The myth of the global majority

‘You make the cotton easy to pick, Mame,’ sang my husband with execrable delivery. ‘No,’ I said, ‘You can’t sing things like that now. In any case, I was talking of Bame, not Mame.’ The hit musical from 1966, starring Angela Lansbury, has only the most tangential relevance to the latest lurch in approved terminology for what we were encouraged to call Black and Minority Ethnic people until that term was expelled from polite conversation. Now the trendy label is global majority. ‘The term Global Majority was coined as a result of my work in London on leadership preparation within the school sector between 2003 and 2011,’ says someone called

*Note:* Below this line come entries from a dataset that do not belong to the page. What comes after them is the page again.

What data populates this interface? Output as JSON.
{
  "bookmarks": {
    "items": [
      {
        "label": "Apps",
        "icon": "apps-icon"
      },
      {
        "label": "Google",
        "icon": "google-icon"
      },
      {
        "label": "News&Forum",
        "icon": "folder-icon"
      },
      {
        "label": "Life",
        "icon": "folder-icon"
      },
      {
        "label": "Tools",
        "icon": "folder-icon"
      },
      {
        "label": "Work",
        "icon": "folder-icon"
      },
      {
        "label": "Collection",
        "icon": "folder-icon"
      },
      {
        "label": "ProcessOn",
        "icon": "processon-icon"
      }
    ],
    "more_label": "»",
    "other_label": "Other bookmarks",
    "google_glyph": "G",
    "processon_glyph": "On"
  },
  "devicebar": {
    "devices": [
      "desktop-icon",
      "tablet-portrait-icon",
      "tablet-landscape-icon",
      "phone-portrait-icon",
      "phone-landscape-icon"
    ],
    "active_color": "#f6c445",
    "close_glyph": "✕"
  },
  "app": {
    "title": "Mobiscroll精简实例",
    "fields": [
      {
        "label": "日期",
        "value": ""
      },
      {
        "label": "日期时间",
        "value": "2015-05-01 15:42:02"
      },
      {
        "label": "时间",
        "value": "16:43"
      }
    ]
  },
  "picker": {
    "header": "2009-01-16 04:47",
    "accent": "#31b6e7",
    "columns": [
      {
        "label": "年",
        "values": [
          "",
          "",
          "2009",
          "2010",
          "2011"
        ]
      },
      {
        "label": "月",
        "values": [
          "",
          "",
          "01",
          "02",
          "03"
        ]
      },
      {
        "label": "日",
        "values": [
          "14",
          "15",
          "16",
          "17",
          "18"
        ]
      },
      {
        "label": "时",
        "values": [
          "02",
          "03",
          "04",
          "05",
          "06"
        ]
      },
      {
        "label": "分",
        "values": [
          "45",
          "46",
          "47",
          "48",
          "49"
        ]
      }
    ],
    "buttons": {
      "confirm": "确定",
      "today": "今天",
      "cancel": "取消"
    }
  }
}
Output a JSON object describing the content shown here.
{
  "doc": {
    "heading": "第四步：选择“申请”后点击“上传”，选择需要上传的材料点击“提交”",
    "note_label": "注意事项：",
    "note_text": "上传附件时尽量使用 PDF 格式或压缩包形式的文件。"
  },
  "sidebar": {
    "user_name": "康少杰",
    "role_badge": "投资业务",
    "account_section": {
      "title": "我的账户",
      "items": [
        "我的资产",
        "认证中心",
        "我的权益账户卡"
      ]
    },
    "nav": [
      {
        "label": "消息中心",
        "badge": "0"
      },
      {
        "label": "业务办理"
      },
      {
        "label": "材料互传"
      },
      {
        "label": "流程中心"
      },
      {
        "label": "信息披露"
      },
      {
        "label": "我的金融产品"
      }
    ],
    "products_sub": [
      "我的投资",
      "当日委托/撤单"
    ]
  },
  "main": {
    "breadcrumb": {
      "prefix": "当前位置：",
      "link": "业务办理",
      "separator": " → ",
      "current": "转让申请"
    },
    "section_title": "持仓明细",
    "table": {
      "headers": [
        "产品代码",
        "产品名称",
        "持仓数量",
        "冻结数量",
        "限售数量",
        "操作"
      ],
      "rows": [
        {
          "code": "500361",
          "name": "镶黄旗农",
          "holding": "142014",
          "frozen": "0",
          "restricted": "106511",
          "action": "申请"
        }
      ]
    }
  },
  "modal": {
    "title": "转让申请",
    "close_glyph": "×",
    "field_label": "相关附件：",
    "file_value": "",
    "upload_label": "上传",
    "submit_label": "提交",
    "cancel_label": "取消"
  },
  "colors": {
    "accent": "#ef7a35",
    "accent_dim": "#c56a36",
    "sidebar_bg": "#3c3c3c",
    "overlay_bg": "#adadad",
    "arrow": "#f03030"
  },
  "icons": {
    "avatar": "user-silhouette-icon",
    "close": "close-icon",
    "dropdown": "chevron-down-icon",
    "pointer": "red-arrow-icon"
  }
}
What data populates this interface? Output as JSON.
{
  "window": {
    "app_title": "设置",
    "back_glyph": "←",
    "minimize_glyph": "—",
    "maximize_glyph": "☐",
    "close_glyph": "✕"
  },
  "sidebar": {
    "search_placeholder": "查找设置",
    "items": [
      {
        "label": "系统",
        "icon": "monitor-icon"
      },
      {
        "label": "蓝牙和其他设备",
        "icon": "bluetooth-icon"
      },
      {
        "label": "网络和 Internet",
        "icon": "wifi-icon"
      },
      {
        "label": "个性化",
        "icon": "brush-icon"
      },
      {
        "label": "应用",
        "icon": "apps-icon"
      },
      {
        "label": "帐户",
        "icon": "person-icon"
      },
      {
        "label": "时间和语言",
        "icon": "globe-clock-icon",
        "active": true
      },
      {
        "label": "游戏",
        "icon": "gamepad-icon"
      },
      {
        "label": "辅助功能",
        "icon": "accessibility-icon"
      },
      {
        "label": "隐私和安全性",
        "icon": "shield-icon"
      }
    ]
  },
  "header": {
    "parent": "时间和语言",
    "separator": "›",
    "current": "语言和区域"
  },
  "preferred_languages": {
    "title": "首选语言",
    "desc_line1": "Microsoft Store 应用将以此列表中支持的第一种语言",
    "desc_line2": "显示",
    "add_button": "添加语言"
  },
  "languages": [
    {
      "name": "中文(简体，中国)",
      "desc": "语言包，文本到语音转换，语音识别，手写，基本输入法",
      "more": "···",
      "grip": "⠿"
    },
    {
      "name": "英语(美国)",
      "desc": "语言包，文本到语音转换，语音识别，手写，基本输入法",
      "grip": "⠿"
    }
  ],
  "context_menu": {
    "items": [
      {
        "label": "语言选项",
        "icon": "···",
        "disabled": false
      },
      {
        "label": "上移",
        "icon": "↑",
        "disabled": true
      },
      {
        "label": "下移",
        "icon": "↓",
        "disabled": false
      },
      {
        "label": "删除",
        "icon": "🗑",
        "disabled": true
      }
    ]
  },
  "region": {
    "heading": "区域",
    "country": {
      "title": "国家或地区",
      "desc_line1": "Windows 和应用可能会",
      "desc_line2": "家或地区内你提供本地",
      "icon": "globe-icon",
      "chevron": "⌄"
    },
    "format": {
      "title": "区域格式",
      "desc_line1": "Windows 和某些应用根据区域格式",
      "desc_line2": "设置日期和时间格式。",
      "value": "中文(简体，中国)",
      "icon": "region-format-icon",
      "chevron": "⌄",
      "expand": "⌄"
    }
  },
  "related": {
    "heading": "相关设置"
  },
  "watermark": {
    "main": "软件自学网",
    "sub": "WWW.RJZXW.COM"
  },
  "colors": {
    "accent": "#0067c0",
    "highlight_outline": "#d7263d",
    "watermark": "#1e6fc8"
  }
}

Do sparks really fly?

‘Sparks,’ said my husband, after a short pause. I had asked him what one could spark. His answer was true but not all that helpful. I had come across a headline on the BBC News website that said: ‘Record hot March sparks “unchartered territory” fears.’ The inverted commas around unchartered territory were not meant as so-called sneer-quotes, but to indicate quotation. Later the same day the headline was amended to uncharted and sparks was jettisoned. There is such a word as unchartered. My distant relation by marriage, William Wordsworth, used it in his ‘Ode to Duty’, the one that begins: ‘Stern Daughter of the Voice of God!’ It is not

Where does ‘stuff’ come from?

Pelham, the hero of the novel of the same name (which came out in 1828, the first year of The Spectator’s existence), visiting his old friend Glanville, is conducted by ‘the obsequious and bowing valet’ into a room where his host sits ‘opposite to a toilet of massive gold’. (Yes, words change meaning. This toilet would not have resembled the lavatory of gold on display at Blenheim Palace, to the theft of which a man has pleaded guilty.) The narrator declares: ‘I had never seen so perfect a specimen of masculine beauty.’ The anonymous reviewer in The Spectator attributed the book to Benjamin Disraeli. He was wrong. It was by

We ought to banish more words

Why do people say: ‘You might very well think that; I couldn’t possibly comment’? Are they using it as they would a Shakespearean quotation such as: ‘The lady doth protest too much’? Or do they think that by speaking the line made famous by Ian Richardson in House of Cards, they generate wit anew so that some rubs off on them and cheers the conversation? I wondered whether I was encountering second-hand humour from some television series when I began to notice the phrase Wait. What? It tends to be used archly, as though for an invisible audience. My husband finds it used on X, that social media platform for

Why does Elon Musk see legacies as leftovers?

‘Is this legacy beetroot?’ asked my husband, poking a yellowish slice on his plate in a restaurant. He meant heritage beetroot, a ludicrous enough phrase. But legacy has been extending the hedges round its semantic field, so his question may sound normal in a few years’ time. A report in the Telegraph the other day referred to apprentice stonemasons as entering a legacy trade. This edges into the territory of heritage. Historic England is the government’s statutory adviser on the landscape and built heritage. From 1984 to 2015 it operated as English Heritage. But English Heritage remains as a charity that looks after national monuments, such as Stonehenge. Perhaps Historic

The power of cultural reclamation

‘Version’ is an old reggae term I’ve always loved. It refers to a stripped-down, rhythm-heavy instrumental mix of a song, traditionally dubbed onto the B-side of a single. On paper the concept sounds throwaway, and often it was. Over time, however, using reverb and a fair degree of ingrained madness, pioneering Jamaican producers such as Lee ‘Scratch’ Perry, King Tubby and U-Roy twisted ‘versions’ into mind-bending shapes. Time-stretched DJs toasted new rhymes over the top, and dub was born, an art form built from borrowed parts and hair-brained ingenuity. The notion that popular music is now obsessed with recycling old content is not necessarily fanciful, but it can be reductive.